James Giese

FDA acts on pharmaceutical-producing corn
On November 19, the Food and Drug Administration announced that the biotechnology firm ProdiGene has agreed to strengthen the controls on any bioengineered plant it grows that will be used in current and future clinical studies. FDA obtained this commitment after learning that a small amount of corn ProdiGene engineered to produce pharmaceutical material for a clinical study had been harvested in a field of soybeans. In mid-October, a small number of volunteer corn stalks were harvested in a field of soybeans in Nebraska and then commingled with about 500,000 bushels of soybeans. According to FDA, the entire lot of soybeans has been secured in a warehouse. ProdiGene has agreed to buy back this lot of soybeans, and the federal government will oversee their disposal. The pharmaceutical material being produced in the corn plants was being studied under an Investigational New Drug application.

FSIS issues E. coli O157:H7 reassessment notice
FSIS issued a notice to provide inspection program personnel with instructions for performing verification of Escherichia coli O157:H7 reassessment on November 4. This follows the October 7, 2002, Federal Register notice, “E. coli O157:H7 Contamination of Beef Products” (FR 67 62325-62334). The notice is at www.fsis.usda.gov/OPPDE/rdad/FSISNotices/44-02.htm.

USDA issues directive to reduce Listeria monocytogenes
The U.S. Dept. of Agriculture released an administrative directive on November 18 outlining additional steps to be taken by its inspectors to ensure that plants producing ready-to-eat meat and poultry products prevent contamination of products with Listeria monocytogenes. The directive is a result of last month’s announcements calling for a strengthening of current Listeria protocols and testing programs. Under this directive, plants producing high- and medium-risk ready-to-eat products (deli-meats and hot dogs) that do not have an evaluated environmental testing regime designed to find and eliminate L. monocytogenes, will be placed under an intensified testing program by USDA’s Food Safety and Inspection Service. FSIS is also in the process of completing a scientific risk assessment on L. monocytogenes to determine how the pathogen may contaminate meat products during production and packaging processes. The risk assessment, in conjunction with a risk ranking of retail products, will provide important additional data for USDA to finalize in the coming months its rulemaking process on an effective regulatory approach to reducing L. monocytogenes in processing plants producing ready-to-eat products. More information is available at www.fsis.usda.gov/OA/topics/lm.htm.

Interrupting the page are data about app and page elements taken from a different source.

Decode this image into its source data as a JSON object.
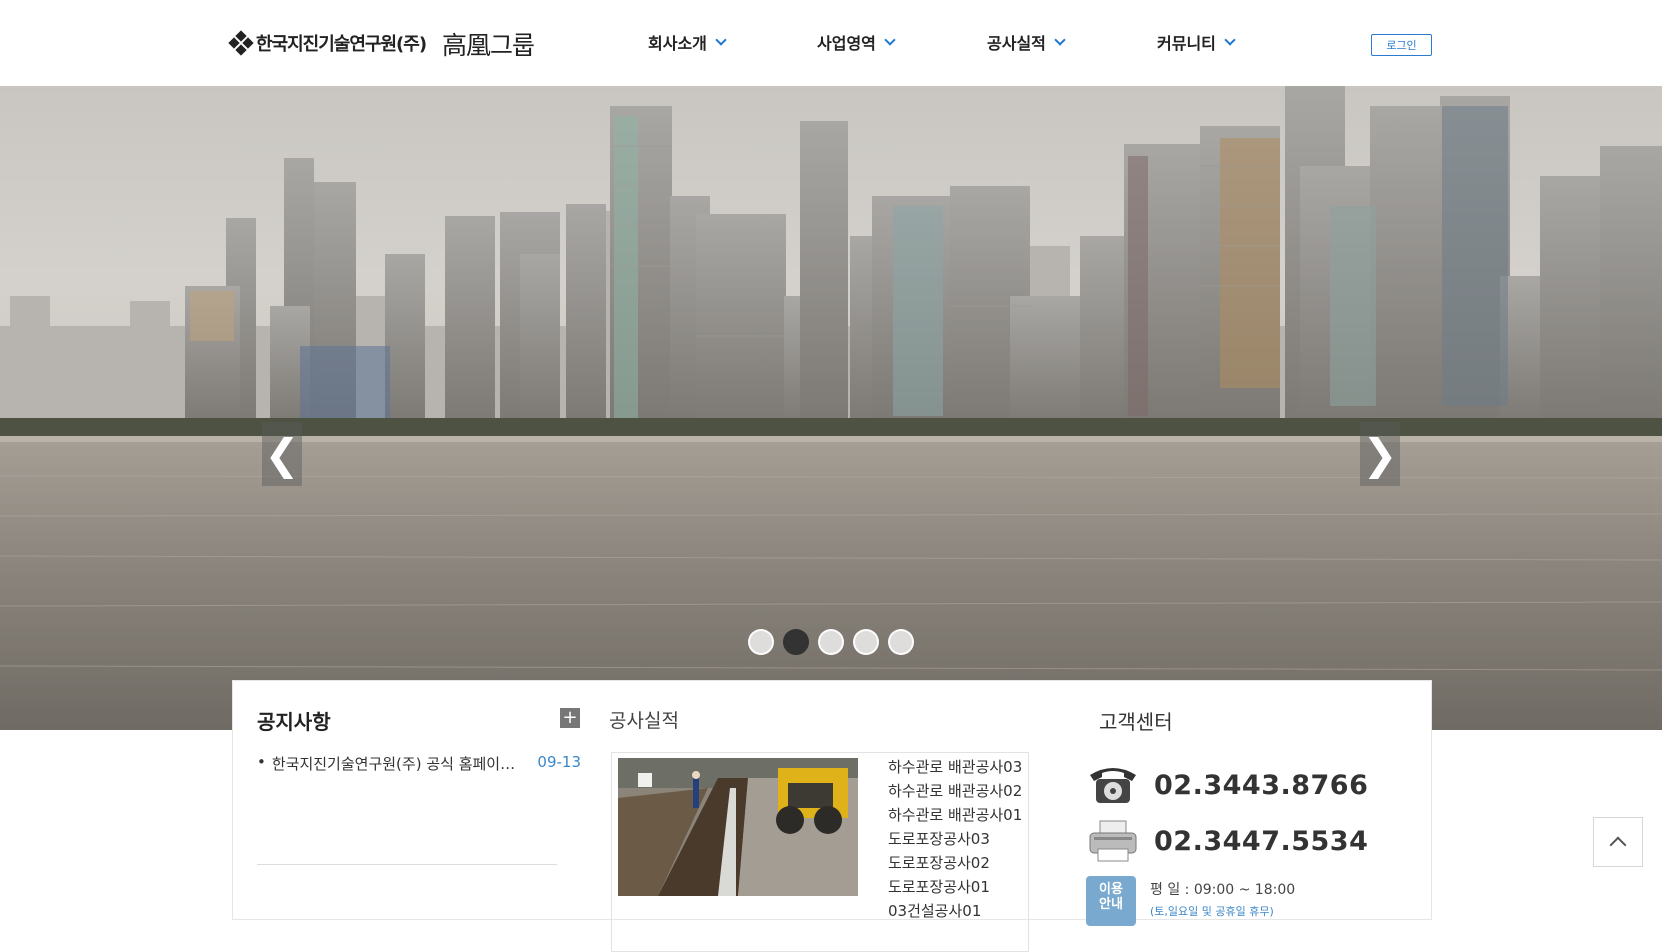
{
  "header": {
    "logo_text": "한국지진기술연구원(주)",
    "group_text": "高凰그룹",
    "nav": [
      {
        "label": "회사소개"
      },
      {
        "label": "사업영역"
      },
      {
        "label": "공사실적"
      },
      {
        "label": "커뮤니티"
      }
    ],
    "login_label": "로그인"
  },
  "hero": {
    "prev_glyph": "❮",
    "next_glyph": "❯",
    "slide_count": 5,
    "active_slide": 2
  },
  "notice": {
    "title": "공지사항",
    "more_glyph": "+",
    "items": [
      {
        "text": "한국지진기술연구원(주) 공식 홈페이지 오픈",
        "date": "09-13"
      }
    ]
  },
  "works": {
    "title": "공사실적",
    "items": [
      "하수관로 배관공사03",
      "하수관로 배관공사02",
      "하수관로 배관공사01",
      "도로포장공사03",
      "도로포장공사02",
      "도로포장공사01",
      "03건설공사01"
    ]
  },
  "customer_center": {
    "title": "고객센터",
    "phone": "02.3443.8766",
    "fax": "02.3447.5534",
    "info_badge": "이용\n안내",
    "hours": "평 일 : 09:00 ~ 18:00",
    "hours_note": "(토,일요일 및 공휴일 휴무)"
  },
  "colors": {
    "accent": "#1e78d2",
    "date": "#3a87c9"
  }
}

HACCP-based inspection compared to traditional
A technical review of data on the effectiveness of the HACCP-based Inspection Models Project (HIMP) was presented November 7 at a meeting of the National Advisory Committee on Meat and Poultry Inspection. FSIS contracted with the National Alliance for Food Safety, a consortium of 20 universities, to determine the soundness of the design and methodology for the HIMP pilot project and the utility of data collected to determine its validity. The NAFS review team concluded that “Overall, the HIMP system compared favorably to the traditional system of inspection with regard to meaningful parameters to consumers of poultry and poultry products.” The HIMP program was designed to reallocate in-plant responsibilities to provide FSIS inspectors the flexibility to best focus on public health concerns from the farm to table. Under the program, industry carries out certain process control activities, under FSIS oversight, while FSIS inspectors focus their attention on inspection and verification activities.

U.S. signs UN genetic plant treaty
On November 6, the United States added its signature to an International Treaty on Plant Genetic Resources which aims to ensure better use of genetic diversity to meet the challenge of eradicating world hunger, the UN Food and Agriculture Organization announced. The U.S. joins the 76 other countries and the European Union who have signed the Treaty. The Treaty is a comprehensive international agreement, the fruit of almost a quarter of a century of negotiations, which aims to guarantee the future availability of the diversity of plant genetic resources for food and agriculture and the fair and equitable sharing of the benefits. For more information, see the FAO news release at www.fao.org/english/newsroom/news/2002/10660-en.html.

Oregon voters reject GM food labeling
On November 5, voters in Oregon rejected a ballot initiative which would have made Oregon the first state to require mandatory labeling of genetically modified foods. More than 73% of the voters rejected the measure.

by JAMES GIESE
Internet Editor